(Material for the task begins)
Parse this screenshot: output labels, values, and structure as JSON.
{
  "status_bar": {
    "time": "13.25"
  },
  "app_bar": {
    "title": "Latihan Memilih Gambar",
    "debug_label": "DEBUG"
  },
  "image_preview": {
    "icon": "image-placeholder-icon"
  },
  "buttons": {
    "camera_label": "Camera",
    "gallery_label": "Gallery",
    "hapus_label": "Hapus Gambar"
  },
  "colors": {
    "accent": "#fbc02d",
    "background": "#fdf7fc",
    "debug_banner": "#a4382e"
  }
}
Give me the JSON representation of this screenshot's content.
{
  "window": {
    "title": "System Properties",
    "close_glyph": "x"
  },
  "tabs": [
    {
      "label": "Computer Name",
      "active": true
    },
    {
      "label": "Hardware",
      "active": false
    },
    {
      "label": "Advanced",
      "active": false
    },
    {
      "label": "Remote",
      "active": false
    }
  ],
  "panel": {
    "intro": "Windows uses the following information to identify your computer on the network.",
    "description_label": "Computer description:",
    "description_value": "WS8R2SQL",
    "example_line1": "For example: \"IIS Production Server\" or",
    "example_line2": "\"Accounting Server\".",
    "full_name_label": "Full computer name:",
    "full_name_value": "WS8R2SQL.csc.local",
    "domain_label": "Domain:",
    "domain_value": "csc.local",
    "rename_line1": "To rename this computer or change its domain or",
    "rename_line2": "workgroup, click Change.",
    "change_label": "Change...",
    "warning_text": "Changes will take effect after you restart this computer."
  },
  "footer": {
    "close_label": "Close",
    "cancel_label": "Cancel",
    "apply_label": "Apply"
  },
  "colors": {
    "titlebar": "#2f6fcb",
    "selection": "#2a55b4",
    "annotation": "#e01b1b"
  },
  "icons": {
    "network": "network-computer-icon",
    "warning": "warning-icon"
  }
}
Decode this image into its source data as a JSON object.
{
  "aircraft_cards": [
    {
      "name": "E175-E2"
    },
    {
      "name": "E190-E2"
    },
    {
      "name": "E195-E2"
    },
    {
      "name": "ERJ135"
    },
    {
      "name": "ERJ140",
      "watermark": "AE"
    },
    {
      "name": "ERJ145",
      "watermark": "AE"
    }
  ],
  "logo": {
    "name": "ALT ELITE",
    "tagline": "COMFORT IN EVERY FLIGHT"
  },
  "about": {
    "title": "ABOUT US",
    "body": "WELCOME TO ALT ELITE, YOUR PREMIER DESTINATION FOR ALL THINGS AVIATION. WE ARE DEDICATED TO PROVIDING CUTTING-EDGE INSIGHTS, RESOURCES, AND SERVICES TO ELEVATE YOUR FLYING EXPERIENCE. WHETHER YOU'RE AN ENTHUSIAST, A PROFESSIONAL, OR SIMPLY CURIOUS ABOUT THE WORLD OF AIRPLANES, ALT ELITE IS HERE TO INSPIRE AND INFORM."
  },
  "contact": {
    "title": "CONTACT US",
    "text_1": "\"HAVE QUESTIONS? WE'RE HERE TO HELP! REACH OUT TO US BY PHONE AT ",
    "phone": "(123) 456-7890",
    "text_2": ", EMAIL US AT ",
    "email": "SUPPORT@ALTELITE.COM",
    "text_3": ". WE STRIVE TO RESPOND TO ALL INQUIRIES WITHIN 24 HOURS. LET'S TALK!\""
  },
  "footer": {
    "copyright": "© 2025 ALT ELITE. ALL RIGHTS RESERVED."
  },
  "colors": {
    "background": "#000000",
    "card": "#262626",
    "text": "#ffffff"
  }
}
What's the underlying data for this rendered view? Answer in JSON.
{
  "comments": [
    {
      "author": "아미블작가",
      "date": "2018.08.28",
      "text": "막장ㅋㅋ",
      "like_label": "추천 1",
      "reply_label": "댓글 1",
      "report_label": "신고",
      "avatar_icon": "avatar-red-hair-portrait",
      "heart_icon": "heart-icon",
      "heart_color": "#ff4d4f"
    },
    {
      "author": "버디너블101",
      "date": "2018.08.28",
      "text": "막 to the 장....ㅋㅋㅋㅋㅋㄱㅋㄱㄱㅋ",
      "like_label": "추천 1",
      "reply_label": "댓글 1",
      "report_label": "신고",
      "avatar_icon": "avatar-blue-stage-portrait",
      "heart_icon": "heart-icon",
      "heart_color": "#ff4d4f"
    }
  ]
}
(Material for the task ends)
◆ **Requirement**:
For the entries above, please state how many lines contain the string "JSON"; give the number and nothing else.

◆ **Exercise output**:
4